> Data records:
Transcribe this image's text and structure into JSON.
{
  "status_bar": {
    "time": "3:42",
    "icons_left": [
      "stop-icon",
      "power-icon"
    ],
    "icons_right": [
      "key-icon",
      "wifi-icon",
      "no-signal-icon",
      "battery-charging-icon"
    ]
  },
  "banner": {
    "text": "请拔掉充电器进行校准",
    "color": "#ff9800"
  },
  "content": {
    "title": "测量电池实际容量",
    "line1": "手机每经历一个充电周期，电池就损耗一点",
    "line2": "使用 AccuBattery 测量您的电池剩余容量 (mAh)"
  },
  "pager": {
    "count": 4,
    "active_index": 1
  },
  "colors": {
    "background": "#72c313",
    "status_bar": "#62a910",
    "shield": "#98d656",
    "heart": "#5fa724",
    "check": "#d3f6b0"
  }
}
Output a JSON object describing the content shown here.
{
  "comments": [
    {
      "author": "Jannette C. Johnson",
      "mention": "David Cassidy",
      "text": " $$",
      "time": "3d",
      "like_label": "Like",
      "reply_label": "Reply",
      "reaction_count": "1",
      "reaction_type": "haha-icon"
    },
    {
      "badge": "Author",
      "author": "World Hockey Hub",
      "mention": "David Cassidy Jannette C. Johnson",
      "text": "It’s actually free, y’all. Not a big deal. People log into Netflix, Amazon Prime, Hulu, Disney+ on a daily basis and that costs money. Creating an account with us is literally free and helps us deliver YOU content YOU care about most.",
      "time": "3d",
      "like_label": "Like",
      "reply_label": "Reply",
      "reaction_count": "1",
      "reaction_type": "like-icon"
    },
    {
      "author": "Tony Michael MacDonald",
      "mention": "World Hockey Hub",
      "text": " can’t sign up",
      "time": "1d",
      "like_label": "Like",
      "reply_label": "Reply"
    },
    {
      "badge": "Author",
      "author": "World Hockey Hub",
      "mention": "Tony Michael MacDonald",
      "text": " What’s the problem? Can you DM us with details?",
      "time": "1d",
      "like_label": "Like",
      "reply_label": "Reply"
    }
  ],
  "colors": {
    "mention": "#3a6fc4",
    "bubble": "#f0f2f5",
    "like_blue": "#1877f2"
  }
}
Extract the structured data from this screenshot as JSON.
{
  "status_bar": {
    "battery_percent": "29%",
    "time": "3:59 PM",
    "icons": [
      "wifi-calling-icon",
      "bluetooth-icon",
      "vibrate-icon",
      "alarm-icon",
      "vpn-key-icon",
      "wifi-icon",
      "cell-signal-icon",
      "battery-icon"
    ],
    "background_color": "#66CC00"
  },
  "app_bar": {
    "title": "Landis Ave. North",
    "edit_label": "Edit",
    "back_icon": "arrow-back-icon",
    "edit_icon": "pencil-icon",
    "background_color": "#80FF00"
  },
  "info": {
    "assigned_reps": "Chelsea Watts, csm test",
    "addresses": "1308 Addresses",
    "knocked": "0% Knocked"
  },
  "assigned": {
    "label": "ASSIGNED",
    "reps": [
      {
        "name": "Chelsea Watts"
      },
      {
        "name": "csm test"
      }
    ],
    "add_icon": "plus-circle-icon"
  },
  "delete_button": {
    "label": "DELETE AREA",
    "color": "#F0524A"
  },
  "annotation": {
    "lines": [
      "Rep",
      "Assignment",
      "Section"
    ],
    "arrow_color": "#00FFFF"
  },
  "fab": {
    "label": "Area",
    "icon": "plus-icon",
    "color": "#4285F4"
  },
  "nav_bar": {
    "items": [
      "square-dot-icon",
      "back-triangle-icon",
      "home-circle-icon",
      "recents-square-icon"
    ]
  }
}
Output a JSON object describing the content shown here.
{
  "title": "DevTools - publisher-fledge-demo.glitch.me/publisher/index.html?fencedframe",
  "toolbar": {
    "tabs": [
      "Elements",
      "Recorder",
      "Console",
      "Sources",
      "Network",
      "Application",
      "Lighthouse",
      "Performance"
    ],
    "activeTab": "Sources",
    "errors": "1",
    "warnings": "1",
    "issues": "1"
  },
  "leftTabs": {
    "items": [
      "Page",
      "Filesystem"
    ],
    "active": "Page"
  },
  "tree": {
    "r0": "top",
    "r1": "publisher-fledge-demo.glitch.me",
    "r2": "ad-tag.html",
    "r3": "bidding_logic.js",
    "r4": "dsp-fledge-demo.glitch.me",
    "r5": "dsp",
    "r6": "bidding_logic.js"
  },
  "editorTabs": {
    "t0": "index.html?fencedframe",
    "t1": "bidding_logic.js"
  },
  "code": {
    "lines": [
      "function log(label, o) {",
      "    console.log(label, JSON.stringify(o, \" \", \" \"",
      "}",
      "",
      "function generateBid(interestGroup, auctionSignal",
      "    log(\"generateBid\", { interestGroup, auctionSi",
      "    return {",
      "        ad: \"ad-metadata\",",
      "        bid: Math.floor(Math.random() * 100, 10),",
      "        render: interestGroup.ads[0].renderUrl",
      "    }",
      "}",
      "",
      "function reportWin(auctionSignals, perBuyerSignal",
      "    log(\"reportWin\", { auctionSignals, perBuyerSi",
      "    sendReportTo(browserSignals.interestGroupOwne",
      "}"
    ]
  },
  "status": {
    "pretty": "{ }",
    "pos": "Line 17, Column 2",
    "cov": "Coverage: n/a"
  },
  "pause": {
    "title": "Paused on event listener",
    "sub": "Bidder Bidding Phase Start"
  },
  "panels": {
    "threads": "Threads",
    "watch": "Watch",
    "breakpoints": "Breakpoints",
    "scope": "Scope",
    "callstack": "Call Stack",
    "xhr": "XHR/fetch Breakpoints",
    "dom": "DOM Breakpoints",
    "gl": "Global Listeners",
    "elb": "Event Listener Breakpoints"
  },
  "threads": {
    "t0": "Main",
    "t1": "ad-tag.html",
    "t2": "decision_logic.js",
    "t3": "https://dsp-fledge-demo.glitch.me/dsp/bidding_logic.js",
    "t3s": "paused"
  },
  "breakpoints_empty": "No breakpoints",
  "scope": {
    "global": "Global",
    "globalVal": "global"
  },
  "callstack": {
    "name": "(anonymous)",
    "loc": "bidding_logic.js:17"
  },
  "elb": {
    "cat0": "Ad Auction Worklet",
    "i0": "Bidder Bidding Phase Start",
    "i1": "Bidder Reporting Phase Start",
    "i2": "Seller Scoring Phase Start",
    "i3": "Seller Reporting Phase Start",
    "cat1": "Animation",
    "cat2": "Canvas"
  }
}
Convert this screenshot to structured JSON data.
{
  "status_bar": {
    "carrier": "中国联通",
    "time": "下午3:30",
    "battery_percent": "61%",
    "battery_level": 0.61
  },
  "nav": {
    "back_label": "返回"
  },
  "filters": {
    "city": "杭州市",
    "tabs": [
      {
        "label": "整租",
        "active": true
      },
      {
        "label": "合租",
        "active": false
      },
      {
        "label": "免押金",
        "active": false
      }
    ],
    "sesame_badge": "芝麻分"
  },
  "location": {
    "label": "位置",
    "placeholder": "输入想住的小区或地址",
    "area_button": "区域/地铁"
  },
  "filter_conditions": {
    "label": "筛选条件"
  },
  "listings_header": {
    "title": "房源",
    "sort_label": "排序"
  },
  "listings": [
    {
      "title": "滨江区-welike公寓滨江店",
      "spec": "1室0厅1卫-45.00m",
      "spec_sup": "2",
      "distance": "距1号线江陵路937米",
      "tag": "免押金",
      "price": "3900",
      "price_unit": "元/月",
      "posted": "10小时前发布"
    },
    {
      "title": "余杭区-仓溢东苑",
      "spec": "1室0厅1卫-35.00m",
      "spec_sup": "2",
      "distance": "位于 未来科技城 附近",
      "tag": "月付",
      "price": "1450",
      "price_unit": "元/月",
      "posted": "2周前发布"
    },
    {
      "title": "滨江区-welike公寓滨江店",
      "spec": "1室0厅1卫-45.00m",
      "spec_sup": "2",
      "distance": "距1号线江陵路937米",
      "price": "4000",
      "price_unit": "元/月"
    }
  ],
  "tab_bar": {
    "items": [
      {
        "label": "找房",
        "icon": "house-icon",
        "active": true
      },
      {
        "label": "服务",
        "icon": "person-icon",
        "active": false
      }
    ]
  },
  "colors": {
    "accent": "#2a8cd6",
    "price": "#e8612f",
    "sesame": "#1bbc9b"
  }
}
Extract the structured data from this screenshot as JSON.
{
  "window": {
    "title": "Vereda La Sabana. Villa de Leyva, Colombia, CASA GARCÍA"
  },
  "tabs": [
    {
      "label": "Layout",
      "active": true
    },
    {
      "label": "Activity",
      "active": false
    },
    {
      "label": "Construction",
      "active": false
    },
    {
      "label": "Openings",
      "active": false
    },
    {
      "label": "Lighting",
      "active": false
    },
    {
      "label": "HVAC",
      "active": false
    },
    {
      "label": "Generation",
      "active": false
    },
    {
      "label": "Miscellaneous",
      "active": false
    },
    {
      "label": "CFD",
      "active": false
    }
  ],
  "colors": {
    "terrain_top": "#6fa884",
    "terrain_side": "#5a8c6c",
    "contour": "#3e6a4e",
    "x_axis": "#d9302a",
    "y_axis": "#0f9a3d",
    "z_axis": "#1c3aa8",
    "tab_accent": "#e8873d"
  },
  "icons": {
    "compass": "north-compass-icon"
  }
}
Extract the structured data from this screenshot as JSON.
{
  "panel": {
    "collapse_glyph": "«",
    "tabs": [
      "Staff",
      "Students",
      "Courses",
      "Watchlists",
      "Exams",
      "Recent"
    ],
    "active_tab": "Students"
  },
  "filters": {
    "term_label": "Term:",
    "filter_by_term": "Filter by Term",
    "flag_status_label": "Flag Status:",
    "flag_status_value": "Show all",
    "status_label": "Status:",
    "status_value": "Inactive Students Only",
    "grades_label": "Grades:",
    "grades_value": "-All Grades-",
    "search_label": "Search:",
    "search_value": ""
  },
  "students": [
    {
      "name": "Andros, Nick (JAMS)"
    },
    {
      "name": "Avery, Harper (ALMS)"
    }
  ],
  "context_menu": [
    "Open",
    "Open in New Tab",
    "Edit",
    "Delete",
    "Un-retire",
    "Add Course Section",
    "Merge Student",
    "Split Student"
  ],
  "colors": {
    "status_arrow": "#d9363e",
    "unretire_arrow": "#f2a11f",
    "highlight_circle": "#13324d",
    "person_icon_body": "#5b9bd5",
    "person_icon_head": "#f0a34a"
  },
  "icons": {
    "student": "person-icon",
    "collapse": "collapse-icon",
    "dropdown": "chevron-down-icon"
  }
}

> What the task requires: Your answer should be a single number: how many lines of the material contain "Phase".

> Output for this exercise: 5